Florida State’s football reputation is on trial, and since the gridiron isn’t a courtroom the Seminoles will have to endure being considered guilty of fraud until proven otherwise.
That means they really need to beat Boston College by about 60 points on Saturday.
Such is life for a team that dominates the ACC but flatlines with the 12 members of the College Football Playoff committee, ranking only third again this week despite an undefeated record.
The Seminoles are learning the hard way that evaluating today’s teams extends way beyond counting wins and losses. At a time when style points are being tallied and discussed like never before, FSU has spent 2014 looking like someone in danger of drowning in his or her own bathtub.
CFP committee chairman Jeff Long made it clear that it’s not enough to win on the scoreboard. A team also must look good doing it.
"We look at the games, how they've played them, whether they've controlled the game," Long said, via AL.com's Mike Herndon, referencing FSU’s repeated early deficits against so-so opponents. "They've had a number of come-from-behind victories."
That makes me a little itchy. It hints that selecting four teams for the playoff is drifting into the world of beauty pageants. Or worse, figure skating, where soft landings, mood-enhancing music and flashy sequined costumes all figure into the judges’ computations.
But the committee’s collection of hypercritical eyes also speaks to just how valuable the four playoff spots are. This isn’t the NCAA basketball tournament, where sixth-place teams can grab a spot in the field and no-name universities get gifted with a play-in game.
Which team in the top four of the CFP rankings is weakest?
Per Jeff Sagarin (via USA Today), Florida State’s strength of schedule ranks only 51st, and there’s no chance of it spiking with only a pair of unranked teams left on the regular-season slate, Boston College and Florida.
To be fair, playoff contender Baylor is further back at 55th, and Ohio State is starting to stir up talk of edging into the final four despite a schedule that ranks 47th.
But Florida State’s performances scream vulnerability. Saturday’s win over Miami was the fifth one this season that saw the Seminoles trail at halftime.
Also, maybe FSU has stirred up residual doubts by having a history of not living up to its early-season ratings. According to the The Wall Street Journal, no other college team has been overrated so often as the Seminoles have been this century.
If FSU is looking for a scapegoat for its plight, Notre Dame is the best candidate.
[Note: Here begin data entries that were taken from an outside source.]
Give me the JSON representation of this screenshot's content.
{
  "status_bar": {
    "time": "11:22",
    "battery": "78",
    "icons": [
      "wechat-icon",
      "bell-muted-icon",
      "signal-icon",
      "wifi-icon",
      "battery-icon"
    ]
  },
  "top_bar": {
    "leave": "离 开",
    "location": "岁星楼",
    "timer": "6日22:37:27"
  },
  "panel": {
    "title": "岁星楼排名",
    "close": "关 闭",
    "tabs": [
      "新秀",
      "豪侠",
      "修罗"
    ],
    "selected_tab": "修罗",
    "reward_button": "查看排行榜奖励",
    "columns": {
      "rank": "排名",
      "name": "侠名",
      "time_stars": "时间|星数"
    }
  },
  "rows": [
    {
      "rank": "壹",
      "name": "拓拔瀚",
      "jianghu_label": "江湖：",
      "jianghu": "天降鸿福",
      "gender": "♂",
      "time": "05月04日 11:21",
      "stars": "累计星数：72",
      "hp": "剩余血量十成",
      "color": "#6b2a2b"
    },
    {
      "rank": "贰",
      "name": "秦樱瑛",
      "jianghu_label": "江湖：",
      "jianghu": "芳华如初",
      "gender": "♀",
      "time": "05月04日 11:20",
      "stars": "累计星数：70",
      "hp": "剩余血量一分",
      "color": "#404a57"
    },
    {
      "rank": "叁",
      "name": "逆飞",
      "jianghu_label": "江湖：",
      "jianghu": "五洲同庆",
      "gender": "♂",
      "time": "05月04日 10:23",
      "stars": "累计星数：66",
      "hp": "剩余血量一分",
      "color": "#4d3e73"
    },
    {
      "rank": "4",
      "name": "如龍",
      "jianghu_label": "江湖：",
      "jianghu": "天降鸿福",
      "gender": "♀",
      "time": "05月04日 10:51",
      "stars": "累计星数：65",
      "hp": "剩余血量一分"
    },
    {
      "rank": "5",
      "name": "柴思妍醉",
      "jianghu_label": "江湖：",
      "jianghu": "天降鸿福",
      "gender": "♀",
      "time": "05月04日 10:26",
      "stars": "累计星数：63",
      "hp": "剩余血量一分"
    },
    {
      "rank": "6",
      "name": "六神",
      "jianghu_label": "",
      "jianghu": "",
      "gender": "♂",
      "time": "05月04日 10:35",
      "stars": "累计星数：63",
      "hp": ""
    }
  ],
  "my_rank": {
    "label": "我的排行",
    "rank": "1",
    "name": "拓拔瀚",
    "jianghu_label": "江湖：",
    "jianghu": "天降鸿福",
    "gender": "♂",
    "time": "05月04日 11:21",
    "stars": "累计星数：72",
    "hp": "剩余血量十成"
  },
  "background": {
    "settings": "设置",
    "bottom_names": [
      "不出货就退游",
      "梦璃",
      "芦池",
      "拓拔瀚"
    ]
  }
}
The Fighting Irish were undefeated when they took FSU down to the wire on Oct. 18 in what seemed like the game of the season at the time. But that 31-27 victory, which easily could have flipped if not for a late pass-interference call, now looks aggravatingly ho-hum in the wake of Notre Dame nosediving to 7-3 after an overtime loss to Northwestern.
That means the only FSU games that yielded “quality wins” came against two teams that barely wedged their way into the CFP rankings: No. 22 Clemson and No. 24 Louisville. And FSU should be glad that the AP poll’s voters don’t get a say in the playoff, because neither Clemson nor Louisville made that Top 25 this week.
But there’s a second Notre Dame factor at work for those who would love to see Florida State shunned from college football’s first four-team playoff for the national championship.
It doesn’t take an elephantine memory to recall what a lousy participant Notre Dame was in the 2012 season’s BCS Championship Game, trailing 28-0 at halftime and falling further behind at 35-0 before losing 42-14 to Alabama.
That’s the team FSU resembles right now.
The Irish had three wins against teams that finished in the final AP poll’s Top 25: No. 7 Stanford in overtime, No. 15 Oklahoma and No. 24 Michigan by the scant margin of 13-6.
Florida State is 10-0 and has won 26 consecutive games, but things get blurry when the eye test is administered.
Riding the arm of reigning Heisman Trophy winner Jameis Winston, the Seminoles rank a very respectable 11th for passing yards. But the ground game has been absent since the school year started, ranking only 105th.
For scoring, they’re 17th, and the defense is 34th for points allowed. Those are nice numbers if you’re trying to impress the selection committee of a tier-three bowl game, but they definitely don’t scream final four.
Florida State has some ready-made alibis for why it has had to scramble its way to victories that should be walkovers for a team that’s truly playoff-worthy.
Last Saturday’s 30-26 survival against Miami was an in-state rivalry game, where emotions often narrow the final margin.
As the defending national champion, FSU also has a figurative target on its collective back. The added incentive for opponents is ending that 26-game winning streak and earning a distinction that can never be taken away.
But the committee obviously couldn't care less about the tough road that teams will take to what may be the most prestigious national championship ever won in college football. The schedule SEC West teams play ends that discussion in a hurry.
So if Florida State is unhappy with its No. 3 spot in the playoff rankings the best way to show it is by looking like a champion on Saturday—a take-no-prisoners champion who controls the game from the outset and starts making up for all those other unimpressive performances.
Tom Weir covered college football as a columnist for USA Today.